What are Square Roots?
Square roots are the opposite of squaring a number. When we square a number, we multiply it by itself. For example, 3 squared is equal to 9 (3 x 3 = 9). The square root of 9 is 3 because 3 x 3 = 9. In other words, the square root of a number is the number that, when squared, gives the original number.
Examples of Square Roots:
- The square root of 4 is 2 (2 x 2 = 4)
- The square root of 16 is 4 (4 x 4 = 16)
- The square root of 25 is 5 (5 x 5 = 25)
How to Simplify Square Roots
Simplifying square roots means finding the largest perfect square factor of the number under the radical sign and factoring it out. Let’s look at some examples to make this clearer:
Example 1: Simplifying √48
We first need to factor 48 into its prime factors: 48 = 2 x 2 x 2 x 2 x 3. Now we look for perfect squares among the factors, which in this case are two 2’s. We can take them out from under the radical sign and simplify: √48 = √(2 x 2 x 2 x 2 x 3) = 4√3.
Example 2: Simplifying √75
We first need to factor 75 into its prime factors: 75 = 5 x 5 x 3. Now we look for perfect squares among the factors, but we don’t find any. Therefore, we can’t simplify any further and the answer is: √75.
Example 3: Simplifying √100

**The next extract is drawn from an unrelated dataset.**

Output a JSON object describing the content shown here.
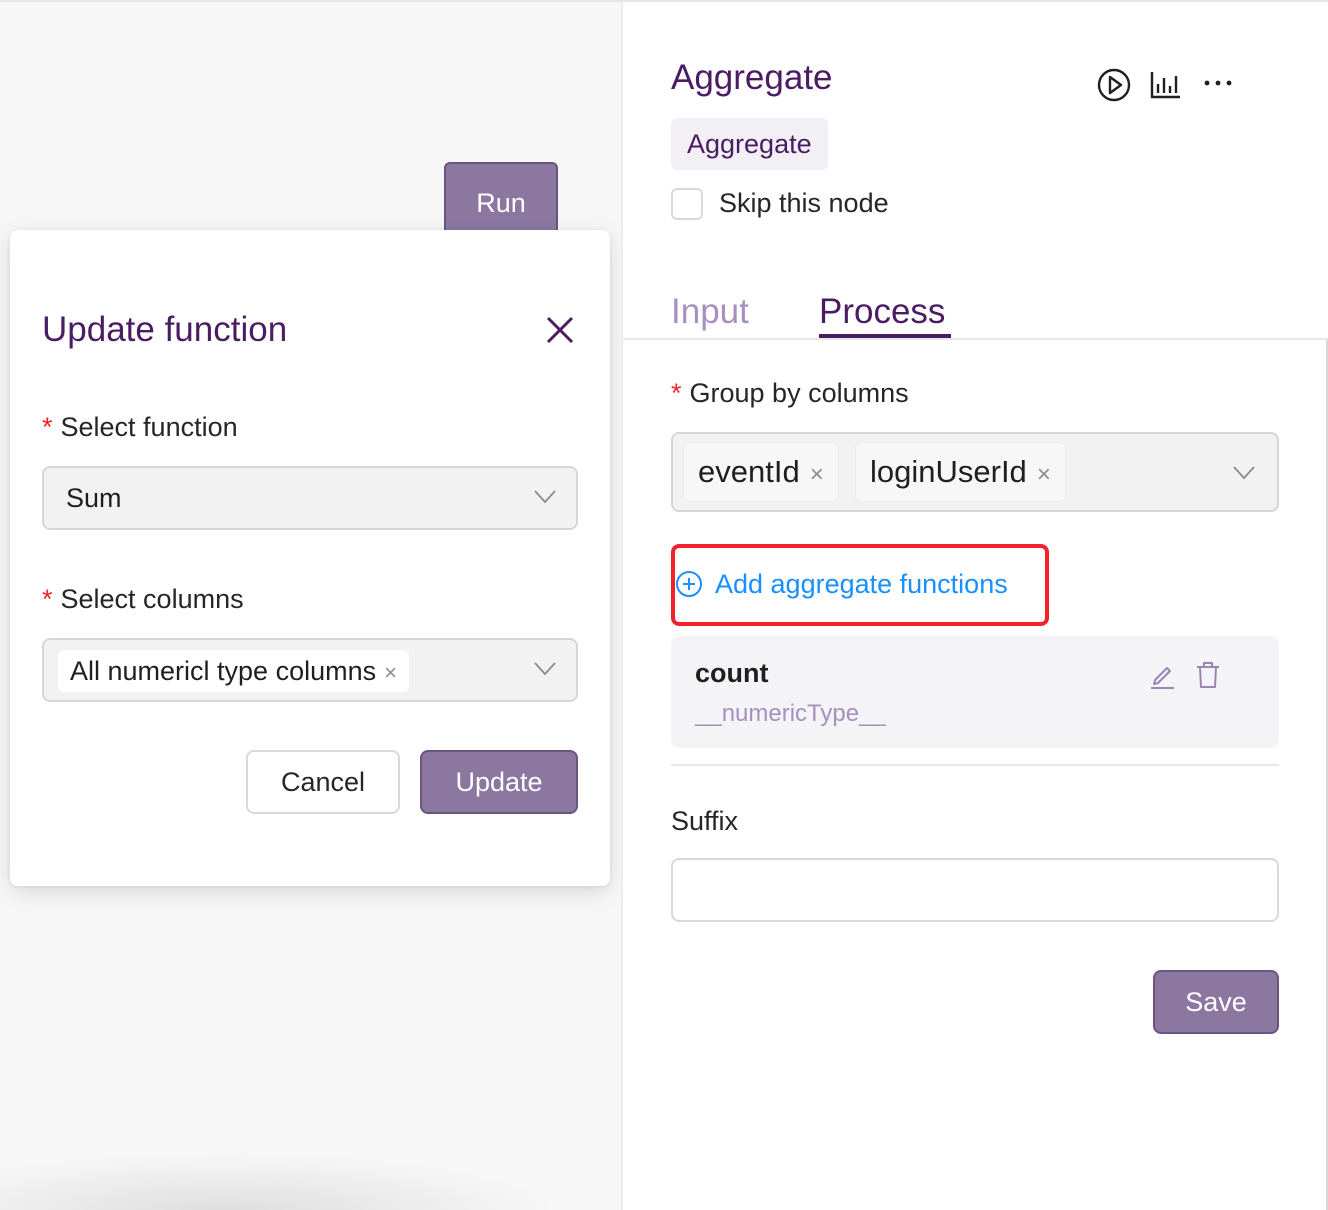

We first need to factor 100 into its prime factors: 100 = 2 x 2 x 5 x 5. Now we look for perfect squares among the factors, which in this case are two 2’s and two 5’s. We can take them out from under the radical sign and simplify: √100 = √(2 x 2 x 5 x 5) = 10.
How to Rationalize the Denominator
Sometimes, we need to simplify square roots so that they are outside the denominator of a fraction. This is because having a radical in the denominator is generally considered bad practice. Rationalizing the denominator simply means getting rid of the radical from the denominator by multiplying both the numerator and denominator by the conjugate of the denominator.
Example: Rationalizing the Denominator of √3 / 2
The conjugate of 2 is 2, so we multiply both the numerator and denominator by 2: √3 / 2 x 2 / 2 = √6 / 4. We’ve successfully rationalized the denominator!
Common Square Roots
There are some square roots that frequently come up in math problems. It’s useful to memorize them or have them readily available in a table or chart.
Frequently Asked Questions
Q: What are irrational numbers?
A: Irrational numbers are numbers that cannot be expressed as a fraction of two integers. They include numbers such as √2 and π.
Q: Can square roots be negative?
A: Yes and no. Technically, the square root symbol indicates the positive root only. However, when working with complex numbers, square roots can be negative as well.
Q: Is it ever okay to leave square roots unsimplified?
A: Yes, sometimes. For example, when dealing with exact values in geometry, we often leave square roots unsimplified.
Goodbye for now, Zeromedia, and we hope you found this guide helpful!